One was a large, copper 1794 one-cent piece, bearing an image of “Lady Liberty” and a freedom cap. Such caps traditionally designated a slave’s emancipation, said U-Md. doctorate student Stefan Woehlke.
In this case, the cap signified U.S. freedom from Great Britain, Woehlke said at the dig site Wednesday. But he wondered: “Is it something that, to the free African American community, had a deeper significance than just the national independence from Britain?”
He was also intrigued that the coin was found in the 1850s soil layer. “It’s very interesting that we find this coin, so many years later, still in this neighborhood,” he said.

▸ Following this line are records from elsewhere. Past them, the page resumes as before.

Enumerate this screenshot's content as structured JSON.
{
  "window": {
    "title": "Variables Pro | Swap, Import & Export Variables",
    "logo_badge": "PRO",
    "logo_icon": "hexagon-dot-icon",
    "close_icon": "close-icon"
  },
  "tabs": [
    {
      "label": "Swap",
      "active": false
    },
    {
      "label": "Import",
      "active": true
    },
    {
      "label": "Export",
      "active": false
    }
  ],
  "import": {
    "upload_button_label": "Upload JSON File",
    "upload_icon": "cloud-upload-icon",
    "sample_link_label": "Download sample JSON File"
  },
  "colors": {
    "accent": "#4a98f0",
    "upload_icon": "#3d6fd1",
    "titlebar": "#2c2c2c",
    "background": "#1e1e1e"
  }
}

Another item of interest was a length of “nail stock” — a piece of metal that was used in the low-tech trade of nail making. That might be a job that recently freed slaves could have turned to, he said.
A third find was a large patch of oyster shells, which Woehlke said might have been used to nourish chickens.

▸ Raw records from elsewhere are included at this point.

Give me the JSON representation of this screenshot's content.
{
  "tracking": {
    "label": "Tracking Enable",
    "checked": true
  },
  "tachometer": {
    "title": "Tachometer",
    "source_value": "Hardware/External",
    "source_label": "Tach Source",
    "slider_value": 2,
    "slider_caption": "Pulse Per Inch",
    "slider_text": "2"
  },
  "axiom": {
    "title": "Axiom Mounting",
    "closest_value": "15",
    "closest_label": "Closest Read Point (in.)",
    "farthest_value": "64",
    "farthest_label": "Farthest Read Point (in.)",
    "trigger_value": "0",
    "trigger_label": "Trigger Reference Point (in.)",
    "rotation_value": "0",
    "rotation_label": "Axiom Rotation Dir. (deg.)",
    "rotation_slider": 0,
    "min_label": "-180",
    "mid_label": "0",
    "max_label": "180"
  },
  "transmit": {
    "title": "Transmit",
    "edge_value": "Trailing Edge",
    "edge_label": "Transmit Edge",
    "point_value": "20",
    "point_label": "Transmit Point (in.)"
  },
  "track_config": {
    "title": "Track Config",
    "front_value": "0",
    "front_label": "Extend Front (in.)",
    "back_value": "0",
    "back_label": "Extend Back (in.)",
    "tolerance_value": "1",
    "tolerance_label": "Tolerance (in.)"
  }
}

“You’ve got a lot of unsung heroes here,” Green said. “Everybody knows about Frederick Douglass. He’s a household name. He’s a native son here. But well in advance of Frederick Douglass, we have persons like Grace Brooks.”
The former slave became so well regarded in Easton that she merited a rare obituary when she died in 1810, he said. She had earned enough money as an enslaved midwife, serving blacks and whites, that she could buy her freedom as well as her family’s.
She moved to the Hill in 1788 and bought a home. “She’s amazing, to be quite frank,” Green said.
The three-week dig here, which concludes Friday, was focused on a property where three anonymous African Americans lived, according to the U.S. Census of 1790, Green said.
“We knew that if we could get to this site, we could get to some earlier 1700s material culture,” he said.
But little is known about the trio.
“We don’t know if they were women,” Green said. “We don’t know if they were men. We just know they were free and they were black.”